Bedroom v. Courtroom

Samuel Alito has heard hundreds of cases during his long tenure on the court of appeals, but the interested members of the American public are now likely familiar with a single one. It is the dissent in which Judge Alito ruled that it was not an undue burden for a married woman to be obliged to notify her husband that she was having an abortion.

The rights of the accused, the separation of church and state, gun control: so many public-policy matters, and yet it always comes down to this. Within hours of the nomination of Alito to the Supreme Court, his long career had been transmuted into a single issue. And it was hard not to wonder: wouldn't this confirmation process be more illuminating if abortion were taken out of the public realm and put back where it belongs, in the private one?

A mistake has been made in how this deeply divisive political issue is treated. The mistake is that it became a political issue at all. Once, abortion was not discussed in public, although it was certainly whispered about plenty in private. But even when it was illegal, it was widespread. As Cynthia Gorney noted in her definitive history, "Articles of Faith," reliable statistics were hard to come by. One national conference held in 1955 put the number of illegal abortions each year at somewhere between 200,000 and 1.2 million. The list of methods was long and various: quinine and Lysol, pencils and garden hoses, slippery elm and castor oil, and on and on and on.

With the rebirth of feminism and the determination to free women from the ties that bound them, both political and social, a movement emerged to change attitudes toward abortion. It became a movement with a schism at its center. One group wanted to reform existing laws. The other wanted to repeal them entirely, arguing that ending a pregnancy was a medical and moral decision, not a legislative one.

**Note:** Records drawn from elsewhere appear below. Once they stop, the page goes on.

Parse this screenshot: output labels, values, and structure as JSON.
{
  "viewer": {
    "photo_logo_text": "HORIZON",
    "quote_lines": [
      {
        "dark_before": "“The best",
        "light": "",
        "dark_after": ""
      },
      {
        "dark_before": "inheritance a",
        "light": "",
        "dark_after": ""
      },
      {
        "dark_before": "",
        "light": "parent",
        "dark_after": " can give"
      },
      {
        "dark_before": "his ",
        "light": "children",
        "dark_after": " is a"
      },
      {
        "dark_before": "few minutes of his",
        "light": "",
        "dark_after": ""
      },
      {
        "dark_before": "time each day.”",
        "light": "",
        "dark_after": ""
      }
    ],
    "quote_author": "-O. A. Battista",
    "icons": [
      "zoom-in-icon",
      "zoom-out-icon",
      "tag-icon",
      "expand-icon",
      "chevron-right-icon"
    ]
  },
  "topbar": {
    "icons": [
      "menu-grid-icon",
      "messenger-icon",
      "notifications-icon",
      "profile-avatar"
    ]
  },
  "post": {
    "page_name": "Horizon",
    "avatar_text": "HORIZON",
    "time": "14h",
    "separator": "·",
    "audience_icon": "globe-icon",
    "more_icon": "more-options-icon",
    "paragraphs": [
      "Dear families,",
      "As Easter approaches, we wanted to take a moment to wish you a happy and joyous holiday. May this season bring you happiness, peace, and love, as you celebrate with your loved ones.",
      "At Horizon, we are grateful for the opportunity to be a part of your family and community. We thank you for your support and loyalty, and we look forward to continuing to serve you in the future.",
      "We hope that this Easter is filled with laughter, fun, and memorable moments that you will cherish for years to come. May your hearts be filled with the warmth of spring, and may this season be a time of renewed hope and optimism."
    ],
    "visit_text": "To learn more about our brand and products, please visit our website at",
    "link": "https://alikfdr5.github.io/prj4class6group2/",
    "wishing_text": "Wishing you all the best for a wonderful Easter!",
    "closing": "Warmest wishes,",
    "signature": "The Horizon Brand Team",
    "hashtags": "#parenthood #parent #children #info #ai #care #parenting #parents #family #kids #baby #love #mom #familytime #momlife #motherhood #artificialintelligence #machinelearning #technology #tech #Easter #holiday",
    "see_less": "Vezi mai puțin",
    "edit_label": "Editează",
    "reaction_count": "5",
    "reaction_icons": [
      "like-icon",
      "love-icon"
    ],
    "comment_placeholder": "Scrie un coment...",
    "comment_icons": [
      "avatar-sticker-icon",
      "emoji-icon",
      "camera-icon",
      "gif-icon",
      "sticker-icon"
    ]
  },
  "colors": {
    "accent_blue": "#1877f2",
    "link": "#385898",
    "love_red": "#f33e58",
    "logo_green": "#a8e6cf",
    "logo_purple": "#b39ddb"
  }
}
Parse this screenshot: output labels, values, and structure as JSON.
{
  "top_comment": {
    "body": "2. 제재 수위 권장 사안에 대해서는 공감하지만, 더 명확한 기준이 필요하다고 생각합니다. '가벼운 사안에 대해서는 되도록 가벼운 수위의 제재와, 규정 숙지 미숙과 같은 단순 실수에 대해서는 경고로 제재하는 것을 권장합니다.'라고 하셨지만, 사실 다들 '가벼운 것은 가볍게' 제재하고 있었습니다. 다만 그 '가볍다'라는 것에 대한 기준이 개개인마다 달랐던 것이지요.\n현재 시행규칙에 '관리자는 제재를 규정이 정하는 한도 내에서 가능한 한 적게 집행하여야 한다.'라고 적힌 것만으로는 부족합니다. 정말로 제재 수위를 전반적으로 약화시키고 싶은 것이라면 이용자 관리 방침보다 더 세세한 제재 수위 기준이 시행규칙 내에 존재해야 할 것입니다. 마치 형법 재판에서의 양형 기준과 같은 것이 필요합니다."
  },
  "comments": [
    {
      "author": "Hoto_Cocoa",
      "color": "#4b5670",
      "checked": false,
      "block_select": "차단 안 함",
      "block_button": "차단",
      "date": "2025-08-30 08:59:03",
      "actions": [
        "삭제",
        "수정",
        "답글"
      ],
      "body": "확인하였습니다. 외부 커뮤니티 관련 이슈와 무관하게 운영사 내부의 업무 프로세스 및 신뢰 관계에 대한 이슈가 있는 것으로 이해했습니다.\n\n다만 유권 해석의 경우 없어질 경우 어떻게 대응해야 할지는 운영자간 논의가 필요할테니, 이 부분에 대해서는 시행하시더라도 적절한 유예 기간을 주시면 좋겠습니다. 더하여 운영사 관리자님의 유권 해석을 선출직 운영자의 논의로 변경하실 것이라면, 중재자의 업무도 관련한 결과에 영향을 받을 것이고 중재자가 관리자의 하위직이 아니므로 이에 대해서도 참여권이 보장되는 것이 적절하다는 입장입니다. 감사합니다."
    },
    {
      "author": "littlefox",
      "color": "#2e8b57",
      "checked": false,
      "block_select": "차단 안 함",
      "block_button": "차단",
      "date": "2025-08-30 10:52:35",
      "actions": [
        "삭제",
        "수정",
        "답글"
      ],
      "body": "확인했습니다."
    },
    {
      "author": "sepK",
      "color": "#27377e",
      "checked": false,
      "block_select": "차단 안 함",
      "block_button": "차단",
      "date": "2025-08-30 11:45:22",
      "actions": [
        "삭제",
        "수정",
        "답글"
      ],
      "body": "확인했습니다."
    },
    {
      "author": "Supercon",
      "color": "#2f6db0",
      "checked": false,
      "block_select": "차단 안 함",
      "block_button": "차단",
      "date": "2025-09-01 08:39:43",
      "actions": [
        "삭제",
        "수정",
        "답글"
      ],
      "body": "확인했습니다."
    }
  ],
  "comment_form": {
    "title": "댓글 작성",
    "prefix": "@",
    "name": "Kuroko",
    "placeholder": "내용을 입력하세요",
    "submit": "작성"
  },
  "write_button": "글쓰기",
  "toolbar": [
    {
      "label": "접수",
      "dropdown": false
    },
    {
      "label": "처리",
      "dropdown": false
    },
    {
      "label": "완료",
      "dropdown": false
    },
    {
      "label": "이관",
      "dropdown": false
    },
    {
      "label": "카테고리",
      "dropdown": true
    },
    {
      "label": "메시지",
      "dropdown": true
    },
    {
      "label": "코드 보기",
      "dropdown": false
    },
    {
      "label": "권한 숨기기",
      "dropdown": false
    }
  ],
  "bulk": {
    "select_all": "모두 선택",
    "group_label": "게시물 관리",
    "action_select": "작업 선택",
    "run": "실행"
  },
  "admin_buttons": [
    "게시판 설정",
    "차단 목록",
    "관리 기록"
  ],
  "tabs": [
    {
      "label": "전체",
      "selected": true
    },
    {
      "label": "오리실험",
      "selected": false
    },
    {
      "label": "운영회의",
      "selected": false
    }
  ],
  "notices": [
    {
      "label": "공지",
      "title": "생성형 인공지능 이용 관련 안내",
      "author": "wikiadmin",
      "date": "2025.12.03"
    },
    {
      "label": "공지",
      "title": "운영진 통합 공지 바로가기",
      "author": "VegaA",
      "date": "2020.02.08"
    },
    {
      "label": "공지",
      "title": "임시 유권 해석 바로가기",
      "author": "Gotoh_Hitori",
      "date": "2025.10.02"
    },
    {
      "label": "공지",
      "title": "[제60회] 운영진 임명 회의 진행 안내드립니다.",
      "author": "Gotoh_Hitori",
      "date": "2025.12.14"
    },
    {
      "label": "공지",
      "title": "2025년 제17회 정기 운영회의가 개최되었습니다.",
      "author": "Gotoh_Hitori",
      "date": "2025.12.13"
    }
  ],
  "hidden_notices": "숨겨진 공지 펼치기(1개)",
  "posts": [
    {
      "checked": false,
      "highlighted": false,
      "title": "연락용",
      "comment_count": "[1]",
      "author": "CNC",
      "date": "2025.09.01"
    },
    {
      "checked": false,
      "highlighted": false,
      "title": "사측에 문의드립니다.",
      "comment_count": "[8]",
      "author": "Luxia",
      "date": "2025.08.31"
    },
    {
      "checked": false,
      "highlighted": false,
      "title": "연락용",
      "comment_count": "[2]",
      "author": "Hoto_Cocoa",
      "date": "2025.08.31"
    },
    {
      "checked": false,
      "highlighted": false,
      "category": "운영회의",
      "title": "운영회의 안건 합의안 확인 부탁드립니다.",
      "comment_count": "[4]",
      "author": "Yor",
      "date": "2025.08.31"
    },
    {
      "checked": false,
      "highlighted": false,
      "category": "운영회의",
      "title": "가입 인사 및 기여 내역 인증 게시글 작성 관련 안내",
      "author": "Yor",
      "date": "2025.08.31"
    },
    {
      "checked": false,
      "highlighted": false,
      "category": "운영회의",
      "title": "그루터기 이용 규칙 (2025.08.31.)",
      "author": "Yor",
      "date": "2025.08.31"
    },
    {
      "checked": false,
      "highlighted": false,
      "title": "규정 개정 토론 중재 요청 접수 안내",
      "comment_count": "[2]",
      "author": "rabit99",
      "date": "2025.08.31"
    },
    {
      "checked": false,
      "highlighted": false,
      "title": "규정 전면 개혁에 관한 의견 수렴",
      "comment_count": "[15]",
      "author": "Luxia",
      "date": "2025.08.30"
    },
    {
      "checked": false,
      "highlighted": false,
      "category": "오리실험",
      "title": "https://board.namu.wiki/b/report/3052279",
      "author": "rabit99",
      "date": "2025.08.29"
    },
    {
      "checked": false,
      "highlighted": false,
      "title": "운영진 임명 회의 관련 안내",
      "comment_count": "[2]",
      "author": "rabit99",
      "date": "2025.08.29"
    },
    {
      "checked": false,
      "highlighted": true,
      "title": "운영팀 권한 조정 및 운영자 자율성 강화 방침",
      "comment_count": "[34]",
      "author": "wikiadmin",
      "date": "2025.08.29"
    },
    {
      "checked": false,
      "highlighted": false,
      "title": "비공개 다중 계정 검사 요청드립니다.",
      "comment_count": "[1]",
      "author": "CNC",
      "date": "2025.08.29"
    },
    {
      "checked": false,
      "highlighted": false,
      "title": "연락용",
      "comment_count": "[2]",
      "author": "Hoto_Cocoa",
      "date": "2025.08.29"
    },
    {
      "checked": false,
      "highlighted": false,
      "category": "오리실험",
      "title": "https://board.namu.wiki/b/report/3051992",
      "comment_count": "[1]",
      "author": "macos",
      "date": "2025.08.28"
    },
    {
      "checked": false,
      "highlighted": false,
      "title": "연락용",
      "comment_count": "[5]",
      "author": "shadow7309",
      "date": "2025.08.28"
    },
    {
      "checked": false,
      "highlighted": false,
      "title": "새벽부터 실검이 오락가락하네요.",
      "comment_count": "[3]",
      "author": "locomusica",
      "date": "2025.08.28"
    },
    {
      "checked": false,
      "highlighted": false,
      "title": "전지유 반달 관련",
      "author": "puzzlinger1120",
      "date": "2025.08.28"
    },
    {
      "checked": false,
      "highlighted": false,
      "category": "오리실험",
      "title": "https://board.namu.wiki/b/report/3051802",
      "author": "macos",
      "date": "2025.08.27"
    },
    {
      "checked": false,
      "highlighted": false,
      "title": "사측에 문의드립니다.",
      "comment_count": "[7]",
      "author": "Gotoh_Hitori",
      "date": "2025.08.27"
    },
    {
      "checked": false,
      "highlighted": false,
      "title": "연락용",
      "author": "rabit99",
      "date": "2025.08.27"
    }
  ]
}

In 1973, the landscape changed in a way that seemed, at first blush, to be satisfactory for both. The Supreme Court ruled, 7 to 2, that there existed a right to privacy encompassing the right by a woman to have an abortion. But Roe v. Wade had a curious long-term effect. Instead of fostering an atmosphere in which government was agnostic on the issue, it fomented one in which it became activist.

The result has been a weirdly distasteful amalgam of gynecology and nuts-and-bolts legislation, most notable when members of Congress took to the floor with anatomical diagrams to illustrate the evil of so-called partial-birth abortion. In the Pennsylvania matter on which Alito dissented, Planned Parenthood v. Casey , the appellate panel considered how many married women have abortions, whether they would be likely to confide in their husbands, whether the regulations protected them against men who might beat them bloody. It all sounded a bit as though the judges had wandered off the bench and into someone's bedroom.

Alito argued that spousal notification was no undue burden and noted that under the terms of the Pennsylvania statute it was "difficult to enforce and easy to evade." In other words, it was merely a symbolic roadblock. To what purpose? To pay lip service to the marital bond? To lump spousal and parental notification together, so that women become children and husbands guardians? To play some cynical game with complex decisions of conscience for the sake of the folks back home?

It's the kind of wink and nod that has become commonplace. For instance, model laws to make abortion illegal assume penalties for doctors but not for their patients. This either reflects the old belief that women are scarcely sentient enough to be punished, or the new reality that throwing desperate women in jail would provoke a public uproar. Or it reflects the inherent problem with crafting legislation on matters unsuitable for resolution by legislative fiat.

We're in a real mess here, trying to fit a profound and intimate matter into a system more suited to tax codes and property issues, like trying to solve the mysteries of literature using formulas in math class. That's because abortion is unlike any other matter and pregnancy is different from any other state of being. The situation in which an embryo is permitted to grow over time into an independent human in the body of another is just not comparable to anything else. Yet analogy is the lifeblood of both lawmakers and jurists.

Imagine how it could transform the landscape if somehow abortion were absent from government intervention or interference. Those who believe it is a moral wrong could fight through hearts and minds, not laws that would resurrect the Lysol and the garden hose. Those who believe it is a woman's personal decision could choose either to end a pregnancy or to continue it and have a child. How much money could be raised for safe abortions for poor women and for prenatal care, too, if it didn't need to be poured into the incessant pinball game of partisan politics. And judges could return to those issues that lend themselves to jurisprudence instead of puzzling out the singular fact patterns of the womb.